We have already talked about forecasting problems. The absence of any clear forecasts not only makes the entire industry live “every day as the last one.“ It is also the main reason that banks will never take our industry seriously. Any bank wants to have a good understanding of guarantees that the money it lent will return and multiply. Banks are forced to have such guarantees not only by the Basel 3 regulations, but also by trivial business interests. How can a bank lend money to the diamond trade, if even diamond traders cannot predict how their industry will develop? Predict not even prices for rough, but at least demand for their goods. In recent years, many of the classic diamond banks abandoned the market, and if the industry does not learn to provide them with information, this exodus will continue.
We must predict not only demand, but also supply. Everything is clear regarding major companies, they post regular reports on production and sales of rough. But there are small producers, whose activities and strategies seem to be known even less than Mars. What will finally happen to the diamond industry of Zimbabwe, in what way will they sell their rough, at what price and how much official will it be? And what tactics for their sales will be chosen by Namibia and Botswana, which received the right to sell 15% of mined diamonds independently? How will act CAR and Venezuela, which have embarked on the path leading to their return to the Kimberley Process? May it happen that their diamonds will have the same kind of discounts that was already observed in the first years after lifting the ban on trade in Zimbabwean diamonds? So far, there are no answers to these questions, and such answers will generally not be given, as long as there is no single regulator stipulating diamond-mining and diamond-trading issues at the level of nations.

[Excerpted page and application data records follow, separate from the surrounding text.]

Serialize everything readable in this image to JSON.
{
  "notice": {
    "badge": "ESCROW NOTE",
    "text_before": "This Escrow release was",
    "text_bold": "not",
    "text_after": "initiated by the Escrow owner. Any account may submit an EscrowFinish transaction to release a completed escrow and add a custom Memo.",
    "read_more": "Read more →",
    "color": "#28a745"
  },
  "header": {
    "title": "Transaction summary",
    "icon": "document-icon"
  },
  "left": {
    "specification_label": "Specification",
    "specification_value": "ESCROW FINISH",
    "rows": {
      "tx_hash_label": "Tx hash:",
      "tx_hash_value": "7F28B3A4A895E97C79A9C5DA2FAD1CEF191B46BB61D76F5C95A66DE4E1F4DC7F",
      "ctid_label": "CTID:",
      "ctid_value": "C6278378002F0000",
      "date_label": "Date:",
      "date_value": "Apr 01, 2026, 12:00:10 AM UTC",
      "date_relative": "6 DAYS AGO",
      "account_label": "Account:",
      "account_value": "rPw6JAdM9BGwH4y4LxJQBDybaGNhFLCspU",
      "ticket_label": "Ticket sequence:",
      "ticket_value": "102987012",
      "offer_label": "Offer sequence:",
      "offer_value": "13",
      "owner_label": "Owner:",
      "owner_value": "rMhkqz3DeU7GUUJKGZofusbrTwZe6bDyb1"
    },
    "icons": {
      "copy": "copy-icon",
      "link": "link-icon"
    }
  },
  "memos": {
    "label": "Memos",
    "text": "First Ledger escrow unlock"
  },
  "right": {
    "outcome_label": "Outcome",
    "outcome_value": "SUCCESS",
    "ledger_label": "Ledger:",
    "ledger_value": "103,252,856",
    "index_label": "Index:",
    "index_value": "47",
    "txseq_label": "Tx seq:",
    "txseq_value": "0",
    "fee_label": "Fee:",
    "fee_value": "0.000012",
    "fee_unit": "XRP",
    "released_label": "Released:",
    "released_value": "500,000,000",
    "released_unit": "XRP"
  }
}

Market information should be conveyed not only between market stakeholders, but also to consumers. If market stakeholders will not begin explaining to the public that the current diamond production is very different from the Africa of the early 20th century, we shall not get rid of comparisons with the “Blood Diamond” movie. Objectively, the market has what it can be proud of: modern diamond mining is a high-tech operation comprising scientific achievements, tens of thousands of jobs and large-scale social programs. But the entire information about responsible business practices somehow remains dormant in correspondence between sightholders and producersб when they prove to each other that they are qualified for doing business. Confirmation of the responsible supply chain should be as open as possible and extended to the entire diamond pipeline.
By the way, this confirmation would only gain if it had some clear common standards. So far, the buyer can learn about the origin of a diamond only if he or she buys special branded stones (such programs are, for example, run by Rio Tinto). But the proportion of such stones in the bulk is negligible. RJC or WDC (System of Warranties) could potentially become a single system, confirming the comprehensive immaculacy of a stone purchased by a buyer.
It is sad to realize it, but in terms of unity there is something to be learned by diamond market stakeholders from producers of synthetic stones. DPA emerged after a whole century passed since the start of diamond mining, while synthetics producers formed their association in just a couple of years. And all of them (mind it) adhere to a unified perspective, coherent and well-oriented to the customer: their products do not pollute the environment, they do not require digging kilometer-deep holes in the earth and they are guaranteed not to have exploited slave labor under the scorching sun. Even Leonardo DiCaprio, who having once played only one role in a movie made more for the promotion of the Kimberley Process than any PR-agency, today positions himself as an advocate of synthetic stones. While we are producing a variety of opinions discussing the prospects of price movement in our market and who is more responsible for it, producers of synthetics are creating a market for themselves.